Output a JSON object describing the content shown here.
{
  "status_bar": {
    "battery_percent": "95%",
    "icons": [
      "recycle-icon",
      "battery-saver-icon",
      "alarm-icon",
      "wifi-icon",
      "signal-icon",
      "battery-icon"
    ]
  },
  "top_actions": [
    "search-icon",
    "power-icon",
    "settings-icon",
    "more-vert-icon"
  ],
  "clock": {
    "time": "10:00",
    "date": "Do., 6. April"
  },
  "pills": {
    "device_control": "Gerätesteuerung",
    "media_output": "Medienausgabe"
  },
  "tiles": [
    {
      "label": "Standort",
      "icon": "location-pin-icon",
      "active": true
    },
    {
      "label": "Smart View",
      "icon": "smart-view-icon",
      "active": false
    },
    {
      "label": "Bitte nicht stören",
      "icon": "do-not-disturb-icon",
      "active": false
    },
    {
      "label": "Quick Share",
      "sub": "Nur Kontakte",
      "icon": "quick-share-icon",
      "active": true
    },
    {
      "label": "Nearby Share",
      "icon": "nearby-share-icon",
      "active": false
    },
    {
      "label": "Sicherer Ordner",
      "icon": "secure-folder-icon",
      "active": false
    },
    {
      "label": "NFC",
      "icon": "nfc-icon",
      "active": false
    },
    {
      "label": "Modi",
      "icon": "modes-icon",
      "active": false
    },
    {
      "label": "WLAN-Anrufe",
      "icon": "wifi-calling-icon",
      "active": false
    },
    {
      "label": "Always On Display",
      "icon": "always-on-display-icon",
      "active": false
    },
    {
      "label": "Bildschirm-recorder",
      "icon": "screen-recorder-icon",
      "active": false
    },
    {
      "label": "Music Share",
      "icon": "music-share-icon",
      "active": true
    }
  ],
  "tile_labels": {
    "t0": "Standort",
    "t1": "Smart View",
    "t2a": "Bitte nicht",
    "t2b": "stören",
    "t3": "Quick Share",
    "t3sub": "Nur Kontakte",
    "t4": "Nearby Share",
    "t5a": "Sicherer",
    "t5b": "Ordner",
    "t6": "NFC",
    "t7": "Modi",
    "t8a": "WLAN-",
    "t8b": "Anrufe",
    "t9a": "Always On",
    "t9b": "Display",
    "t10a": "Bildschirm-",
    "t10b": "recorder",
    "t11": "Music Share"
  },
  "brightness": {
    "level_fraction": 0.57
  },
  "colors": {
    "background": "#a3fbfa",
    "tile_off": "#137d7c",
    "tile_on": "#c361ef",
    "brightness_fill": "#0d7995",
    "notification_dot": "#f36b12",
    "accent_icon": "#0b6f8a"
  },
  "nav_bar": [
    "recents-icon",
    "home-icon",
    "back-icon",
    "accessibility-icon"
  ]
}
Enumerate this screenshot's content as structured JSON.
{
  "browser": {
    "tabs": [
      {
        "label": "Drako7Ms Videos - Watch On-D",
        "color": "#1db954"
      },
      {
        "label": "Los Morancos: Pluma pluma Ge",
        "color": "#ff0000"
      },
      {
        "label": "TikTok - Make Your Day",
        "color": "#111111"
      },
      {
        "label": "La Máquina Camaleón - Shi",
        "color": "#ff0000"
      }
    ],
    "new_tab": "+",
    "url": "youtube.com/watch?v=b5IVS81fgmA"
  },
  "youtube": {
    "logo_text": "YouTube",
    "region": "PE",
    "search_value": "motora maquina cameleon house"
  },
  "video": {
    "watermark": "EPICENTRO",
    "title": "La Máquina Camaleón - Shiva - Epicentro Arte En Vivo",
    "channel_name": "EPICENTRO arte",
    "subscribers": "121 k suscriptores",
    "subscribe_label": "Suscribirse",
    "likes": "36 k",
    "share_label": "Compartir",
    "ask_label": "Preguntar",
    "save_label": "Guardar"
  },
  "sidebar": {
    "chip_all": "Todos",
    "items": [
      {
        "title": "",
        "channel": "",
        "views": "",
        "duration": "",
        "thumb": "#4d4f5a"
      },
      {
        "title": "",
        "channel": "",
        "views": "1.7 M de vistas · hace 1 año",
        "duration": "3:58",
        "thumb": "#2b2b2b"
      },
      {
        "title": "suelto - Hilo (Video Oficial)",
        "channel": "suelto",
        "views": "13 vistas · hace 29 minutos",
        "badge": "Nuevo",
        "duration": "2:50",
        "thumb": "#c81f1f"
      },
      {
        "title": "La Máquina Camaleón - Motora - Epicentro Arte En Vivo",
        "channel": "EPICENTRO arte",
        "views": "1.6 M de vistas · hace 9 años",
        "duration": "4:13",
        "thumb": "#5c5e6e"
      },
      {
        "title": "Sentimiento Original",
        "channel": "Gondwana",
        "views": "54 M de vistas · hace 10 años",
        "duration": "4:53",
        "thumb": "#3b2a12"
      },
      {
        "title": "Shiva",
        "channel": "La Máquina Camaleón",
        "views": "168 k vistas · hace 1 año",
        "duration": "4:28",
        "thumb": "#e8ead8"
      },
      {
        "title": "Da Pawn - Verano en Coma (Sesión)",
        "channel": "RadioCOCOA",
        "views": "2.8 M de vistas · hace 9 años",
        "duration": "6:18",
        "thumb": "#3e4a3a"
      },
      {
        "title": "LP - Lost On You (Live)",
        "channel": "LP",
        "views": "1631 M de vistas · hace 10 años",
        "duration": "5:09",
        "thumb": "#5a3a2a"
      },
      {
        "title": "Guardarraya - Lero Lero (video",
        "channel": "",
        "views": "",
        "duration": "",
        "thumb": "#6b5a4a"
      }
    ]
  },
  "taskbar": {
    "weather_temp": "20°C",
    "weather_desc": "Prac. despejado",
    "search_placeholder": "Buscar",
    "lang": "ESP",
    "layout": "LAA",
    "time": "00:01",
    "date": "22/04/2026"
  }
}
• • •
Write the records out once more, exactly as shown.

OUTPUT BELOW:
Output a JSON object describing the content shown here.
{
  "status_bar": {
    "battery_percent": "95%",
    "icons": [
      "recycle-icon",
      "battery-saver-icon",
      "alarm-icon",
      "wifi-icon",
      "signal-icon",
      "battery-icon"
    ]
  },
  "top_actions": [
    "search-icon",
    "power-icon",
    "settings-icon",
    "more-vert-icon"
  ],
  "clock": {
    "time": "10:00",
    "date": "Do., 6. April"
  },
  "pills": {
    "device_control": "Gerätesteuerung",
    "media_output": "Medienausgabe"
  },
  "tiles": [
    {
      "label": "Standort",
      "icon": "location-pin-icon",
      "active": true
    },
    {
      "label": "Smart View",
      "icon": "smart-view-icon",
      "active": false
    },
    {
      "label": "Bitte nicht stören",
      "icon": "do-not-disturb-icon",
      "active": false
    },
    {
      "label": "Quick Share",
      "sub": "Nur Kontakte",
      "icon": "quick-share-icon",
      "active": true
    },
    {
      "label": "Nearby Share",
      "icon": "nearby-share-icon",
      "active": false
    },
    {
      "label": "Sicherer Ordner",
      "icon": "secure-folder-icon",
      "active": false
    },
    {
      "label": "NFC",
      "icon": "nfc-icon",
      "active": false
    },
    {
      "label": "Modi",
      "icon": "modes-icon",
      "active": false
    },
    {
      "label": "WLAN-Anrufe",
      "icon": "wifi-calling-icon",
      "active": false
    },
    {
      "label": "Always On Display",
      "icon": "always-on-display-icon",
      "active": false
    },
    {
      "label": "Bildschirm-recorder",
      "icon": "screen-recorder-icon",
      "active": false
    },
    {
      "label": "Music Share",
      "icon": "music-share-icon",
      "active": true
    }
  ],
  "tile_labels": {
    "t0": "Standort",
    "t1": "Smart View",
    "t2a": "Bitte nicht",
    "t2b": "stören",
    "t3": "Quick Share",
    "t3sub": "Nur Kontakte",
    "t4": "Nearby Share",
    "t5a": "Sicherer",
    "t5b": "Ordner",
    "t6": "NFC",
    "t7": "Modi",
    "t8a": "WLAN-",
    "t8b": "Anrufe",
    "t9a": "Always On",
    "t9b": "Display",
    "t10a": "Bildschirm-",
    "t10b": "recorder",
    "t11": "Music Share"
  },
  "brightness": {
    "level_fraction": 0.57
  },
  "colors": {
    "background": "#a3fbfa",
    "tile_off": "#137d7c",
    "tile_on": "#c361ef",
    "brightness_fill": "#0d7995",
    "notification_dot": "#f36b12",
    "accent_icon": "#0b6f8a"
  },
  "nav_bar": [
    "recents-icon",
    "home-icon",
    "back-icon",
    "accessibility-icon"
  ]
}
Enumerate this screenshot's content as structured JSON.
{
  "browser": {
    "tabs": [
      {
        "label": "Drako7Ms Videos - Watch On-D",
        "color": "#1db954"
      },
      {
        "label": "Los Morancos: Pluma pluma Ge",
        "color": "#ff0000"
      },
      {
        "label": "TikTok - Make Your Day",
        "color": "#111111"
      },
      {
        "label": "La Máquina Camaleón - Shi",
        "color": "#ff0000"
      }
    ],
    "new_tab": "+",
    "url": "youtube.com/watch?v=b5IVS81fgmA"
  },
  "youtube": {
    "logo_text": "YouTube",
    "region": "PE",
    "search_value": "motora maquina cameleon house"
  },
  "video": {
    "watermark": "EPICENTRO",
    "title": "La Máquina Camaleón - Shiva - Epicentro Arte En Vivo",
    "channel_name": "EPICENTRO arte",
    "subscribers": "121 k suscriptores",
    "subscribe_label": "Suscribirse",
    "likes": "36 k",
    "share_label": "Compartir",
    "ask_label": "Preguntar",
    "save_label": "Guardar"
  },
  "sidebar": {
    "chip_all": "Todos",
    "items": [
      {
        "title": "",
        "channel": "",
        "views": "",
        "duration": "",
        "thumb": "#4d4f5a"
      },
      {
        "title": "",
        "channel": "",
        "views": "1.7 M de vistas · hace 1 año",
        "duration": "3:58",
        "thumb": "#2b2b2b"
      },
      {
        "title": "suelto - Hilo (Video Oficial)",
        "channel": "suelto",
        "views": "13 vistas · hace 29 minutos",
        "badge": "Nuevo",
        "duration": "2:50",
        "thumb": "#c81f1f"
      },
      {
        "title": "La Máquina Camaleón - Motora - Epicentro Arte En Vivo",
        "channel": "EPICENTRO arte",
        "views": "1.6 M de vistas · hace 9 años",
        "duration": "4:13",
        "thumb": "#5c5e6e"
      },
      {
        "title": "Sentimiento Original",
        "channel": "Gondwana",
        "views": "54 M de vistas · hace 10 años",
        "duration": "4:53",
        "thumb": "#3b2a12"
      },
      {
        "title": "Shiva",
        "channel": "La Máquina Camaleón",
        "views": "168 k vistas · hace 1 año",
        "duration": "4:28",
        "thumb": "#e8ead8"
      },
      {
        "title": "Da Pawn - Verano en Coma (Sesión)",
        "channel": "RadioCOCOA",
        "views": "2.8 M de vistas · hace 9 años",
        "duration": "6:18",
        "thumb": "#3e4a3a"
      },
      {
        "title": "LP - Lost On You (Live)",
        "channel": "LP",
        "views": "1631 M de vistas · hace 10 años",
        "duration": "5:09",
        "thumb": "#5a3a2a"
      },
      {
        "title": "Guardarraya - Lero Lero (video",
        "channel": "",
        "views": "",
        "duration": "",
        "thumb": "#6b5a4a"
      }
    ]
  },
  "taskbar": {
    "weather_temp": "20°C",
    "weather_desc": "Prac. despejado",
    "search_placeholder": "Buscar",
    "lang": "ESP",
    "layout": "LAA",
    "time": "00:01",
    "date": "22/04/2026"
  }
}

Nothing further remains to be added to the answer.